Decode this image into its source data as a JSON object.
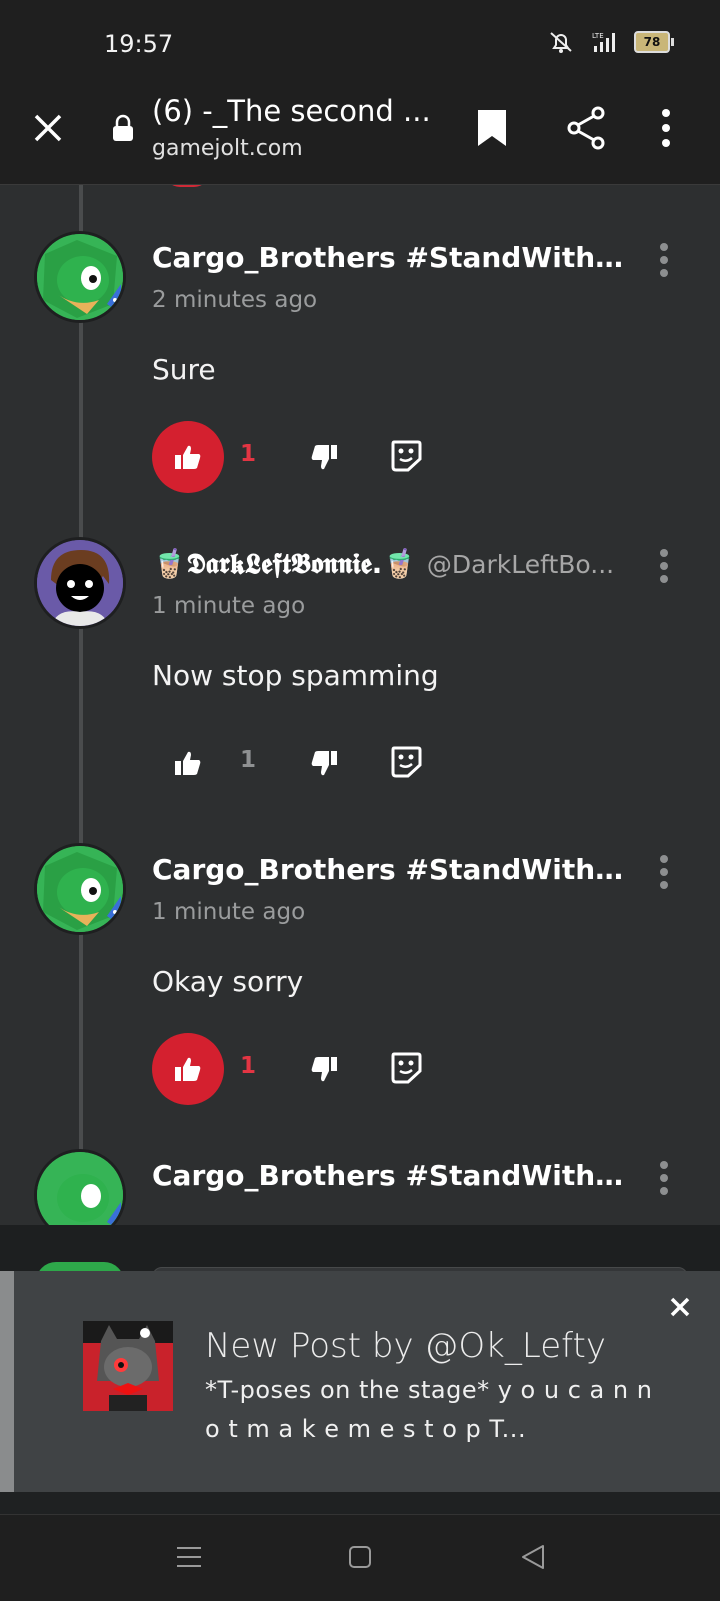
{
  "status_bar": {
    "time": "19:57",
    "battery": "78",
    "network": "LTE"
  },
  "browser": {
    "title": "(6) -_The second ...",
    "url": "gamejolt.com"
  },
  "comments": [
    {
      "username": "Cargo_Brothers #StandWithUkr...",
      "handle": "",
      "time": "2 minutes ago",
      "text": "Sure",
      "likes": "1",
      "liked": true
    },
    {
      "username": "🧋𝕯𝖆𝖗𝖐𝕷𝖊𝖋𝖙𝕭𝖔𝖓𝖓𝖎𝖊.🧋",
      "handle": "@DarkLeftBo...",
      "time": "1 minute ago",
      "text": "Now stop spamming",
      "likes": "1",
      "liked": false
    },
    {
      "username": "Cargo_Brothers #StandWithUkr...",
      "handle": "",
      "time": "1 minute ago",
      "text": "Okay sorry",
      "likes": "1",
      "liked": true
    },
    {
      "username": "Cargo_Brothers #StandWithUkr...",
      "handle": "",
      "time": "",
      "text": "",
      "likes": "",
      "liked": false
    }
  ],
  "notification": {
    "title": "New Post by @Ok_Lefty",
    "body": "*T-poses on the stage* y o u c a n n o t m a k e m e s t o p T..."
  },
  "colors": {
    "accent": "#d4202f",
    "background": "#2d2f30",
    "bar": "#1f1f1f"
  },
  "icons": [
    "close-icon",
    "lock-icon",
    "bookmark-icon",
    "share-icon",
    "more-vert-icon",
    "thumbs-up-icon",
    "thumbs-down-icon",
    "reply-sticker-icon",
    "menu-icon",
    "home-icon",
    "back-icon"
  ]
}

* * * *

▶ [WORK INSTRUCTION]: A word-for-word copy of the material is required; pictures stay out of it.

▶ [WRITTEN ANSWER]:
Decode this image into its source data as a JSON object.
{
  "status_bar": {
    "time": "19:57",
    "battery": "78",
    "network": "LTE"
  },
  "browser": {
    "title": "(6) -_The second ...",
    "url": "gamejolt.com"
  },
  "comments": [
    {
      "username": "Cargo_Brothers #StandWithUkr...",
      "handle": "",
      "time": "2 minutes ago",
      "text": "Sure",
      "likes": "1",
      "liked": true
    },
    {
      "username": "🧋𝕯𝖆𝖗𝖐𝕷𝖊𝖋𝖙𝕭𝖔𝖓𝖓𝖎𝖊.🧋",
      "handle": "@DarkLeftBo...",
      "time": "1 minute ago",
      "text": "Now stop spamming",
      "likes": "1",
      "liked": false
    },
    {
      "username": "Cargo_Brothers #StandWithUkr...",
      "handle": "",
      "time": "1 minute ago",
      "text": "Okay sorry",
      "likes": "1",
      "liked": true
    },
    {
      "username": "Cargo_Brothers #StandWithUkr...",
      "handle": "",
      "time": "",
      "text": "",
      "likes": "",
      "liked": false
    }
  ],
  "notification": {
    "title": "New Post by @Ok_Lefty",
    "body": "*T-poses on the stage* y o u c a n n o t m a k e m e s t o p T..."
  },
  "colors": {
    "accent": "#d4202f",
    "background": "#2d2f30",
    "bar": "#1f1f1f"
  },
  "icons": [
    "close-icon",
    "lock-icon",
    "bookmark-icon",
    "share-icon",
    "more-vert-icon",
    "thumbs-up-icon",
    "thumbs-down-icon",
    "reply-sticker-icon",
    "menu-icon",
    "home-icon",
    "back-icon"
  ]
}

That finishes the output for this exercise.